As Sudan government attacks on civilians continue in Darfur and as Washington at last calls the slaughter 'genocide', United States' and British diplomats argue perversely that for...

Good neighbours, bad neighbours

Chad lives precariously, even without the Darfur crisis on its eastern border (AC Vol 45 No 18). That disaster has turned President Idriss Déby against Khartoum, as he showe...

Now for the contest

Museveni wants many parties, as long as his own provides the president

Months after it was due, a new phase of Ugandan politics began on 21 September, when Hajat Janat Mukwaya, Minister of Justice and Constitutional Affairs, set out the government's v...

A very old connection

Portugal and Africa go back a very long way and in Lisbon they plan for rejuvenation
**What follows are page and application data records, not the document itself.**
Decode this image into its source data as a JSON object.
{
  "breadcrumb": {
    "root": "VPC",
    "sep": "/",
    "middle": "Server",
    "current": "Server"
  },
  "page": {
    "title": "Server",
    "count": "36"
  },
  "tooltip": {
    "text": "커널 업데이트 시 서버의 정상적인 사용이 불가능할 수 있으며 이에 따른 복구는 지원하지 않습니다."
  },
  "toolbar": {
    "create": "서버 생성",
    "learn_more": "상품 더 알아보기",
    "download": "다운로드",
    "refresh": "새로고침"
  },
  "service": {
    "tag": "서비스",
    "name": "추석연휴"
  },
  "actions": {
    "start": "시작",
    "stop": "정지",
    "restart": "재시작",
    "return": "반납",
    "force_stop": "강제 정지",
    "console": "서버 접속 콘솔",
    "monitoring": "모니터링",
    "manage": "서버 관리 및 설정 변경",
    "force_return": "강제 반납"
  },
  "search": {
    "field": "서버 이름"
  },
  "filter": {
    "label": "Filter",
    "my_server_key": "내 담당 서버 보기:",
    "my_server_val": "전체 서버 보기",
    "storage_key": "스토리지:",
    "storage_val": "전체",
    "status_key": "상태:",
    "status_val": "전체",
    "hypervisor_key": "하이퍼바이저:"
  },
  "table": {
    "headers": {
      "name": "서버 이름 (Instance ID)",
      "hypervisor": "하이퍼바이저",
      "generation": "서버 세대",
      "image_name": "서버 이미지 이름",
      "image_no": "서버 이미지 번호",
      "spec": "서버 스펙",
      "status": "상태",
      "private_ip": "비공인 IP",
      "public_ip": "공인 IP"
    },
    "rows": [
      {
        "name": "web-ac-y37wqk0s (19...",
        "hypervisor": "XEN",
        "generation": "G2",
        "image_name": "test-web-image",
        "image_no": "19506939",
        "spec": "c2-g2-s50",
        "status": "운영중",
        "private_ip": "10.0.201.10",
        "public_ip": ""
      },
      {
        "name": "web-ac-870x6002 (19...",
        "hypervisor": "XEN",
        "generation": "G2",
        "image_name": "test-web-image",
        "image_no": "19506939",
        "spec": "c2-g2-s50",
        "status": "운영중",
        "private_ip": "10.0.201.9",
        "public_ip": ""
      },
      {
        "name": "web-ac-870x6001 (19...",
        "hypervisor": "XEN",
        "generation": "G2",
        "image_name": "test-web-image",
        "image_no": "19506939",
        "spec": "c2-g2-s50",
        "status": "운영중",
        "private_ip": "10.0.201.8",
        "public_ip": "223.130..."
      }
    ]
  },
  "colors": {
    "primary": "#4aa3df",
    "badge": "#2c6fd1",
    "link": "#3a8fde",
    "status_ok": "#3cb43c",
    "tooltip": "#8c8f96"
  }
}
The new Portuguese President of the European Commission, José Manuel Durão Barroso, knows Africa well. He is expected to increase pressure on institutions like the A...

The team on the Tagus

Portugal's new Prime Minister, Pedro Santana Lopes, is a former Mayor of Lisbon with little experience of foreign affairs. He will leave them to the new Foreign Minister, Ant&oacut...


Kofi asks for more

United Nations Secretary General Kofi Annan wants to increase the strength of Monuc, the UN Mission in Congo, from 10,800 to 23,000 men. He also wants troops for Sudan, and maybe I...

Collision course

The new Pan-African Parliament has already made an impact. As it opened in Midrand on 16 September, Pretoria established diplomatic ties with the Polisario Front's government-in-ex...

Unlikely heirs

The harmony may not last, but opponents of President Laurent Gbagbo are meeting in Paris to discuss uniting behind a single candidate in next year's elections.

Wayne Fredericks

We were sad to hear of the death on 18 August of Wayne Fredericks, a member of Africa Confidential's editorial board, aged 87. Wayne was one of the last survivors of a remarkable g...